So rather than writing intellectual pondering only, which is what this blog has mostly been up until this point, I may throw in some personal/life updates as well.

I was asked recently where I saw God at work.  Here is how I responded:

God’s really been working on my heart as far as future direction in ministry. Nothing concrete, but wrestling through whether full-time “church work” is the direction I’m heading, or if bi-vocational ministry is more the direction. On Sunday morning I really felt God give me the affirmative that some of the ideas I've been toying with are from Him and not my own. Basically, my idea is to lead a church towards seeing themselves as a missionary outpost in the community rather than a program for their members, and in order to do that I feel that I should be working in the community some rather than spending 50-70 hours per week on “church” things.

Later I was talking with a friend who is really passionate for God but has been very inward-church focused. They told me that God has been completely changing their long-term vision and they're not even sure that they'll be working in a church in the future, but instead they're hoping to be a “community pastor”.

Add onto that, we’re heading towards a series on evangelism, and there have been at least 5 people in the past week who have been very vocal about a new/renewed desire to share the gospel in our local community.

Tell me that’s not all God at work!!

Wednesday, January 29, 2014

Psalm 62:1-8: A Paraphrase

I did this for youth group tonight and thought it might be worth sharing.  Tried to put Psalm 62:1-8 in words that we would use in everyday speech.  I found it to be moving...I hope you will too.

The only way I have peace inside is in God
He comes through for me.
He’s like a rock for me, I can count on Him;
He’s like a bomb shelter from life; nothing shakes me.
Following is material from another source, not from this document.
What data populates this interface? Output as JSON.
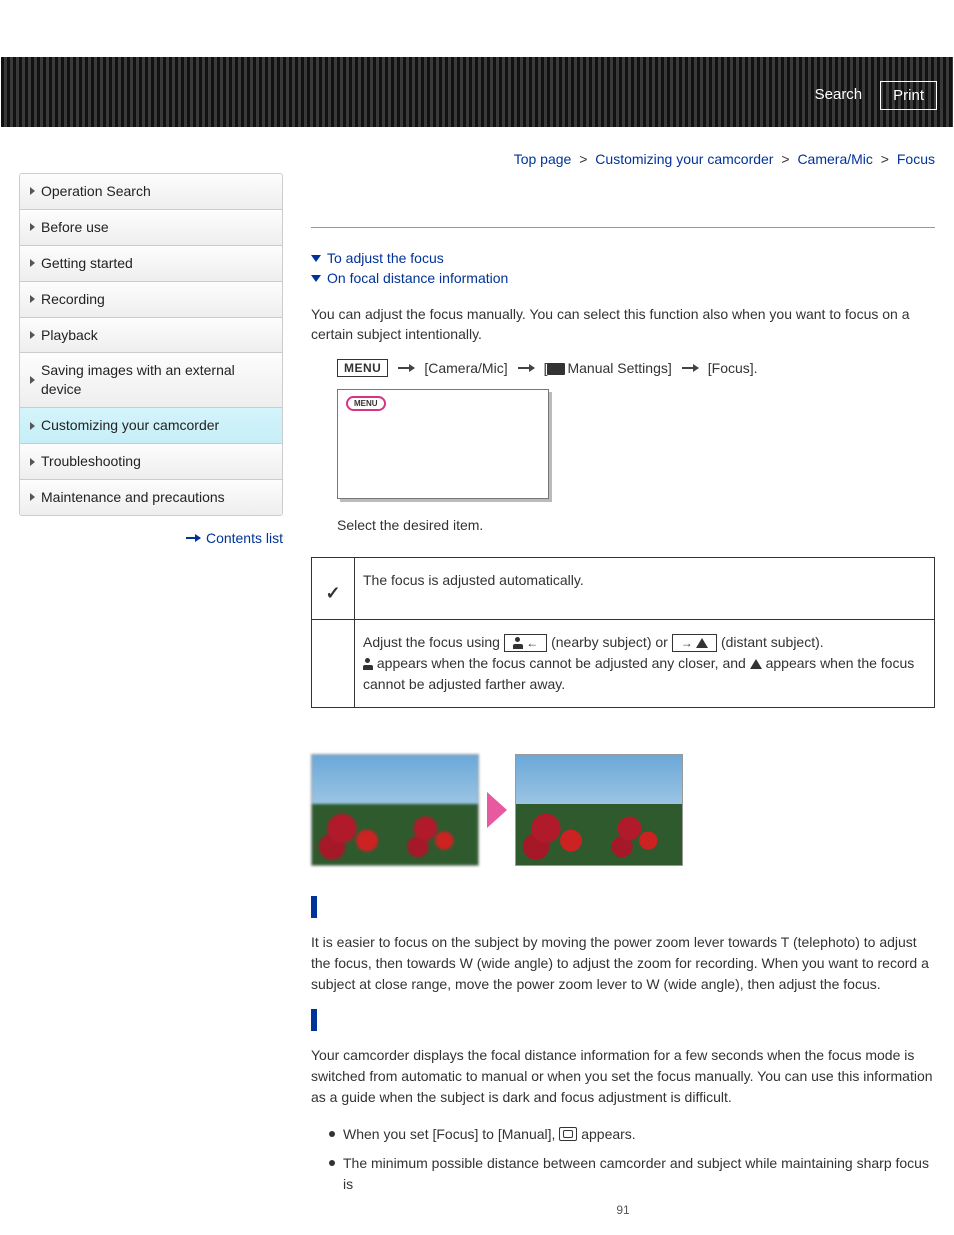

How long are you guys gonna come after me?
Are you trying to push me over –
because I’m already partially broken,
because I’m hurting and weak?

I’m sure they’re out to get me!
Trying to push me down!
They love to lie…
When they’re around me they say nice things,
but inside I know they hate me.

Yes, inside, I only find peace in God,
My belief in a better tomorrow is because of Him.
He is my rock, I can count on Him;
He’s like a bomb shelter from life, nothing shakes me.

You can trust in him for everything too!
Pour out your insides to Him, the things you hide from everyone else.
Because God is a refuge!

Wednesday, January 1, 2014

Studying the Scriptures: My Approach

I wrote the other day about my goal to read the entire Bible with this question in mind: How is it that Jesus has corrected the problem of sin thereby allowing rebellious people to turn in faith to God?  My goal is to develop an understanding of atonement, the nature of sin and salvation, based on the entirety of Scripture.  Since then I read a post from April 2012 where I suggested that there are two basic questions that the entire Bible is answering: Who is God? and What does He want with me?  While these two questions do not directly relate to the question of how God has accomplished salvation, it seems that they would be appropriate to consider as I read through the Bible asking the question about the nature of the atonement.

So this is how I will approach my goal:
Tuesday and Wednesday I will read a passage of Scripture and begin to reflect on these four questions:
     1) Who is God?
     2) What does He want with me?
     3) What is the nature of sin?
     4) What is the remedy for sin?
Thursday I will write my thoughts in relation to the first question: Who is God?
Saturday or Sunday I will write in relation to the second question: What does He want with me?
Monday I will write in relation to the last two questions: What is the nature of sin? and What is the remedy for sin?

In approaching it in this way I hope to give a full week of thought to each passage before writing my conclusions on what it says about atonement.  Hopefully asking all four questions rather than just the last two will also make the whole exercise more fruitful.